[Start of section]

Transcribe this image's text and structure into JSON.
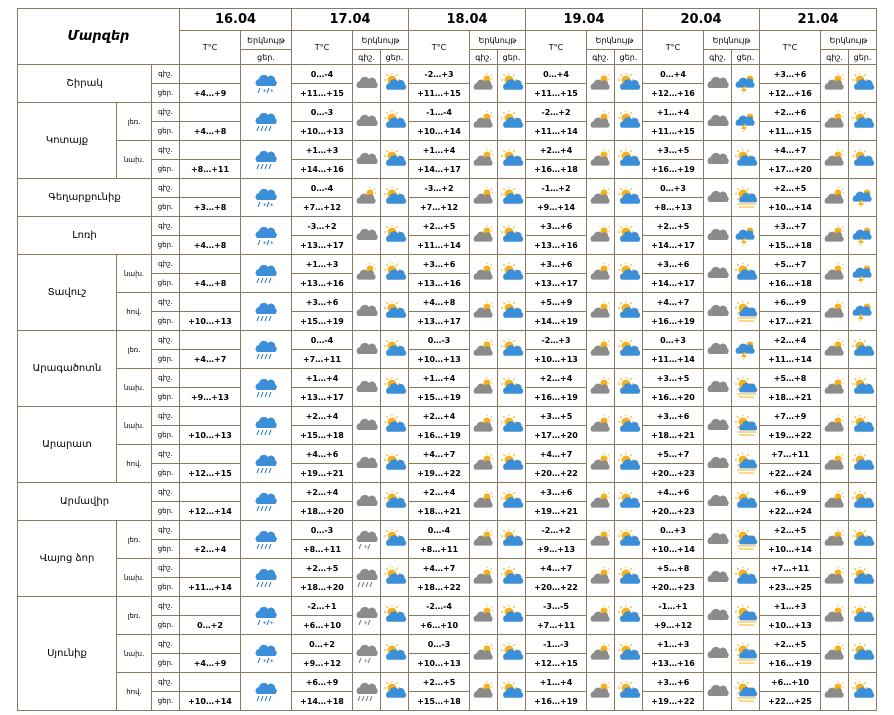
{
  "header": {
    "region_col": "Մարզեր",
    "dates": [
      "16.04",
      "17.04",
      "18.04",
      "19.04",
      "20.04",
      "21.04"
    ],
    "temp_label": "T°C",
    "cloud_label": "Երկնույթ",
    "night_short": "գիշ.",
    "day_short": "ցեր."
  },
  "regions": [
    {
      "name": "Շիրակ",
      "groups": [
        {
          "sub": "",
          "night": {
            "d1": "",
            "d2": "0…-4",
            "d3": "-2…+3",
            "d4": "0…+4",
            "d5": "0…+4",
            "d6": "+3…+6",
            "i1": "rain-snow",
            "i2": "cloud-grey",
            "i3": "sun-cloud-grey",
            "i4": "sun-cloud-grey",
            "i5": "cloud-grey",
            "i6": "sun-cloud-grey"
          },
          "day": {
            "d1": "+4…+9",
            "d2": "+11…+15",
            "d3": "+11…+15",
            "d4": "+11…+15",
            "d5": "+12…+16",
            "d6": "+12…+16",
            "i2": "sun-cloud",
            "i3": "sun-cloud",
            "i4": "sun-cloud",
            "i5": "thunder-sun",
            "i6": "sun-cloud"
          }
        }
      ]
    },
    {
      "name": "Կոտայք",
      "groups": [
        {
          "sub": "լեռ.",
          "night": {
            "d1": "",
            "d2": "0…-3",
            "d3": "-1…-4",
            "d4": "-2…+2",
            "d5": "+1…+4",
            "d6": "+2…+6",
            "i1": "rain",
            "i2": "cloud-grey",
            "i3": "sun-cloud-grey",
            "i4": "sun-cloud-grey",
            "i5": "cloud-grey",
            "i6": "sun-cloud-grey"
          },
          "day": {
            "d1": "+4…+8",
            "d2": "+10…+13",
            "d3": "+10…+14",
            "d4": "+11…+14",
            "d5": "+11…+15",
            "d6": "+11…+15",
            "i2": "sun-cloud",
            "i3": "sun-cloud",
            "i4": "sun-cloud",
            "i5": "thunder-sun",
            "i6": "sun-cloud"
          }
        },
        {
          "sub": "նախ.",
          "night": {
            "d1": "",
            "d2": "+1…+3",
            "d3": "+1…+4",
            "d4": "+2…+4",
            "d5": "+3…+5",
            "d6": "+4…+7",
            "i1": "rain",
            "i2": "cloud-grey",
            "i3": "sun-cloud-grey",
            "i4": "sun-cloud-grey",
            "i5": "cloud-grey",
            "i6": "sun-cloud-grey"
          },
          "day": {
            "d1": "+8…+11",
            "d2": "+14…+16",
            "d3": "+14…+17",
            "d4": "+16…+18",
            "d5": "+16…+19",
            "d6": "+17…+20",
            "i2": "sun-cloud",
            "i3": "sun-cloud",
            "i4": "sun-cloud",
            "i5": "sun-cloud",
            "i6": "sun-cloud"
          }
        }
      ]
    },
    {
      "name": "Գեղարքունիք",
      "groups": [
        {
          "sub": "",
          "night": {
            "d1": "",
            "d2": "0…-4",
            "d3": "-3…+2",
            "d4": "-1…+2",
            "d5": "0…+3",
            "d6": "+2…+5",
            "i1": "rain-snow",
            "i2": "sun-cloud-grey",
            "i3": "sun-cloud-grey",
            "i4": "sun-cloud-grey",
            "i5": "cloud-grey",
            "i6": "sun-cloud-grey"
          },
          "day": {
            "d1": "+3…+8",
            "d2": "+7…+12",
            "d3": "+7…+12",
            "d4": "+9…+14",
            "d5": "+8…+13",
            "d6": "+10…+14",
            "i2": "sun-cloud",
            "i3": "sun-cloud",
            "i4": "sun-cloud",
            "i5": "sun-storm",
            "i6": "thunder-sun"
          }
        }
      ]
    },
    {
      "name": "Լոռի",
      "groups": [
        {
          "sub": "",
          "night": {
            "d1": "",
            "d2": "-3…+2",
            "d3": "+2…+5",
            "d4": "+3…+6",
            "d5": "+2…+5",
            "d6": "+3…+7",
            "i1": "rain-snow",
            "i2": "cloud-grey",
            "i3": "sun-cloud-grey",
            "i4": "sun-cloud-grey",
            "i5": "cloud-grey",
            "i6": "sun-cloud-grey"
          },
          "day": {
            "d1": "+4…+8",
            "d2": "+13…+17",
            "d3": "+11…+14",
            "d4": "+13…+16",
            "d5": "+14…+17",
            "d6": "+15…+18",
            "i2": "sun-cloud",
            "i3": "sun-cloud",
            "i4": "sun-cloud",
            "i5": "thunder-sun",
            "i6": "thunder-sun"
          }
        }
      ]
    },
    {
      "name": "Տավուշ",
      "groups": [
        {
          "sub": "նախ.",
          "night": {
            "d1": "",
            "d2": "+1…+3",
            "d3": "+3…+6",
            "d4": "+3…+6",
            "d5": "+3…+6",
            "d6": "+5…+7",
            "i1": "rain",
            "i2": "sun-cloud-grey",
            "i3": "sun-cloud-grey",
            "i4": "sun-cloud-grey",
            "i5": "cloud-grey",
            "i6": "sun-cloud-grey"
          },
          "day": {
            "d1": "+4…+8",
            "d2": "+13…+16",
            "d3": "+13…+16",
            "d4": "+13…+17",
            "d5": "+14…+17",
            "d6": "+16…+18",
            "i2": "sun-cloud",
            "i3": "sun-cloud",
            "i4": "sun-cloud",
            "i5": "sun-cloud",
            "i6": "thunder-sun"
          }
        },
        {
          "sub": "հով.",
          "night": {
            "d1": "",
            "d2": "+3…+6",
            "d3": "+4…+8",
            "d4": "+5…+9",
            "d5": "+4…+7",
            "d6": "+6…+9",
            "i1": "rain",
            "i2": "cloud-grey",
            "i3": "sun-cloud-grey",
            "i4": "sun-cloud-grey",
            "i5": "cloud-grey",
            "i6": "sun-cloud-grey"
          },
          "day": {
            "d1": "+10…+13",
            "d2": "+15…+19",
            "d3": "+13…+17",
            "d4": "+14…+19",
            "d5": "+16…+19",
            "d6": "+17…+21",
            "i2": "sun-cloud",
            "i3": "sun-cloud",
            "i4": "sun-cloud",
            "i5": "sun-storm",
            "i6": "thunder-sun"
          }
        }
      ]
    },
    {
      "name": "Արագածոտն",
      "groups": [
        {
          "sub": "լեռ.",
          "night": {
            "d1": "",
            "d2": "0…-4",
            "d3": "0…-3",
            "d4": "-2…+3",
            "d5": "0…+3",
            "d6": "+2…+4",
            "i1": "rain",
            "i2": "cloud-grey",
            "i3": "sun-cloud-grey",
            "i4": "sun-cloud-grey",
            "i5": "cloud-grey",
            "i6": "sun-cloud-grey"
          },
          "day": {
            "d1": "+4…+7",
            "d2": "+7…+11",
            "d3": "+10…+13",
            "d4": "+10…+13",
            "d5": "+11…+14",
            "d6": "+11…+14",
            "i2": "sun-cloud",
            "i3": "sun-cloud",
            "i4": "sun-cloud",
            "i5": "thunder-sun",
            "i6": "sun-cloud"
          }
        },
        {
          "sub": "նախ.",
          "night": {
            "d1": "",
            "d2": "+1…+4",
            "d3": "+1…+4",
            "d4": "+2…+4",
            "d5": "+3…+5",
            "d6": "+5…+8",
            "i1": "rain",
            "i2": "cloud-grey",
            "i3": "sun-cloud-grey",
            "i4": "sun-cloud-grey",
            "i5": "cloud-grey",
            "i6": "sun-cloud-grey"
          },
          "day": {
            "d1": "+9…+13",
            "d2": "+13…+17",
            "d3": "+15…+19",
            "d4": "+16…+19",
            "d5": "+16…+20",
            "d6": "+18…+21",
            "i2": "sun-cloud",
            "i3": "sun-cloud",
            "i4": "sun-cloud",
            "i5": "sun-storm",
            "i6": "sun-cloud"
          }
        }
      ]
    },
    {
      "name": "Արարատ",
      "groups": [
        {
          "sub": "նախ.",
          "night": {
            "d1": "",
            "d2": "+2…+4",
            "d3": "+2…+4",
            "d4": "+3…+5",
            "d5": "+3…+6",
            "d6": "+7…+9",
            "i1": "rain",
            "i2": "cloud-grey",
            "i3": "sun-cloud-grey",
            "i4": "sun-cloud-grey",
            "i5": "cloud-grey",
            "i6": "sun-cloud-grey"
          },
          "day": {
            "d1": "+10…+13",
            "d2": "+15…+18",
            "d3": "+16…+19",
            "d4": "+17…+20",
            "d5": "+18…+21",
            "d6": "+19…+22",
            "i2": "sun-cloud",
            "i3": "sun-cloud",
            "i4": "sun-cloud",
            "i5": "sun-storm",
            "i6": "sun-cloud"
          }
        },
        {
          "sub": "հով.",
          "night": {
            "d1": "",
            "d2": "+4…+6",
            "d3": "+4…+7",
            "d4": "+4…+7",
            "d5": "+5…+7",
            "d6": "+7…+11",
            "i1": "rain",
            "i2": "cloud-grey",
            "i3": "sun-cloud-grey",
            "i4": "sun-cloud-grey",
            "i5": "cloud-grey",
            "i6": "sun-cloud-grey"
          },
          "day": {
            "d1": "+12…+15",
            "d2": "+19…+21",
            "d3": "+19…+22",
            "d4": "+20…+22",
            "d5": "+20…+23",
            "d6": "+22…+24",
            "i2": "sun-cloud",
            "i3": "sun-cloud",
            "i4": "sun-cloud",
            "i5": "sun-storm",
            "i6": "sun-cloud"
          }
        }
      ]
    },
    {
      "name": "Արմավիր",
      "groups": [
        {
          "sub": "",
          "night": {
            "d1": "",
            "d2": "+2…+4",
            "d3": "+2…+4",
            "d4": "+3…+6",
            "d5": "+4…+6",
            "d6": "+6…+9",
            "i1": "rain",
            "i2": "cloud-grey",
            "i3": "sun-cloud-grey",
            "i4": "sun-cloud-grey",
            "i5": "cloud-grey",
            "i6": "sun-cloud-grey"
          },
          "day": {
            "d1": "+12…+14",
            "d2": "+18…+20",
            "d3": "+18…+21",
            "d4": "+19…+21",
            "d5": "+20…+23",
            "d6": "+22…+24",
            "i2": "sun-cloud",
            "i3": "sun-cloud",
            "i4": "sun-cloud",
            "i5": "sun-cloud",
            "i6": "sun-cloud"
          }
        }
      ]
    },
    {
      "name": "Վայոց ձոր",
      "groups": [
        {
          "sub": "լեռ.",
          "night": {
            "d1": "",
            "d2": "0…-3",
            "d3": "0…-4",
            "d4": "-2…+2",
            "d5": "0…+3",
            "d6": "+2…+5",
            "i1": "rain",
            "i2": "rain-snow-grey",
            "i3": "sun-cloud-grey",
            "i4": "sun-cloud-grey",
            "i5": "cloud-grey",
            "i6": "sun-cloud-grey"
          },
          "day": {
            "d1": "+2…+4",
            "d2": "+8…+11",
            "d3": "+8…+11",
            "d4": "+9…+13",
            "d5": "+10…+14",
            "d6": "+10…+14",
            "i2": "sun-cloud",
            "i3": "sun-cloud",
            "i4": "sun-cloud",
            "i5": "sun-storm",
            "i6": "sun-cloud"
          }
        },
        {
          "sub": "նախ.",
          "night": {
            "d1": "",
            "d2": "+2…+5",
            "d3": "+4…+7",
            "d4": "+4…+7",
            "d5": "+5…+8",
            "d6": "+7…+11",
            "i1": "rain",
            "i2": "rain-grey",
            "i3": "sun-cloud-grey",
            "i4": "sun-cloud-grey",
            "i5": "cloud-grey",
            "i6": "sun-cloud-grey"
          },
          "day": {
            "d1": "+11…+14",
            "d2": "+18…+20",
            "d3": "+18…+22",
            "d4": "+20…+22",
            "d5": "+20…+23",
            "d6": "+23…+25",
            "i2": "sun-cloud",
            "i3": "sun-cloud",
            "i4": "sun-cloud",
            "i5": "sun-cloud",
            "i6": "sun-cloud"
          }
        }
      ]
    },
    {
      "name": "Սյունիք",
      "groups": [
        {
          "sub": "լեռ.",
          "night": {
            "d1": "",
            "d2": "-2…+1",
            "d3": "-2…-4",
            "d4": "-3…-5",
            "d5": "-1…+1",
            "d6": "+1…+3",
            "i1": "rain-snow",
            "i2": "rain-snow-grey",
            "i3": "sun-cloud-grey",
            "i4": "sun-cloud-grey",
            "i5": "cloud-grey",
            "i6": "sun-cloud-grey"
          },
          "day": {
            "d1": "0…+2",
            "d2": "+6…+10",
            "d3": "+6…+10",
            "d4": "+7…+11",
            "d5": "+9…+12",
            "d6": "+10…+13",
            "i2": "sun-cloud",
            "i3": "sun-cloud",
            "i4": "sun-cloud",
            "i5": "sun-storm",
            "i6": "sun-cloud"
          }
        },
        {
          "sub": "նախ.",
          "night": {
            "d1": "",
            "d2": "0…+2",
            "d3": "0…-3",
            "d4": "-1…-3",
            "d5": "+1…+3",
            "d6": "+2…+5",
            "i1": "rain-snow",
            "i2": "rain-snow-grey",
            "i3": "sun-cloud-grey",
            "i4": "sun-cloud-grey",
            "i5": "cloud-grey",
            "i6": "sun-cloud-grey"
          },
          "day": {
            "d1": "+4…+9",
            "d2": "+9…+12",
            "d3": "+10…+13",
            "d4": "+12…+15",
            "d5": "+13…+16",
            "d6": "+16…+19",
            "i2": "sun-cloud",
            "i3": "sun-cloud",
            "i4": "sun-cloud",
            "i5": "sun-storm",
            "i6": "sun-cloud"
          }
        },
        {
          "sub": "հով.",
          "night": {
            "d1": "",
            "d2": "+6…+9",
            "d3": "+2…+5",
            "d4": "+1…+4",
            "d5": "+3…+6",
            "d6": "+6…+10",
            "i1": "rain",
            "i2": "rain-grey",
            "i3": "sun-cloud-grey",
            "i4": "sun-cloud-grey",
            "i5": "cloud-grey",
            "i6": "sun-cloud-grey"
          },
          "day": {
            "d1": "+10…+14",
            "d2": "+14…+18",
            "d3": "+15…+18",
            "d4": "+16…+19",
            "d5": "+19…+22",
            "d6": "+22…+25",
            "i2": "sun-cloud",
            "i3": "sun-cloud",
            "i4": "sun-cloud",
            "i5": "sun-storm",
            "i6": "sun-cloud"
          }
        }
      ]
    }
  ]
}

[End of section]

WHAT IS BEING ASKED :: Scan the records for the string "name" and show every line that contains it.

TASK ANSWER ::
      "name": "Շիրակ",
      "name": "Կոտայք",
      "name": "Գեղարքունիք",
      "name": "Լոռի",
      "name": "Տավուշ",
      "name": "Արագածոտն",
      "name": "Արարատ",
      "name": "Արմավիր",
      "name": "Վայոց ձոր",
      "name": "Սյունիք",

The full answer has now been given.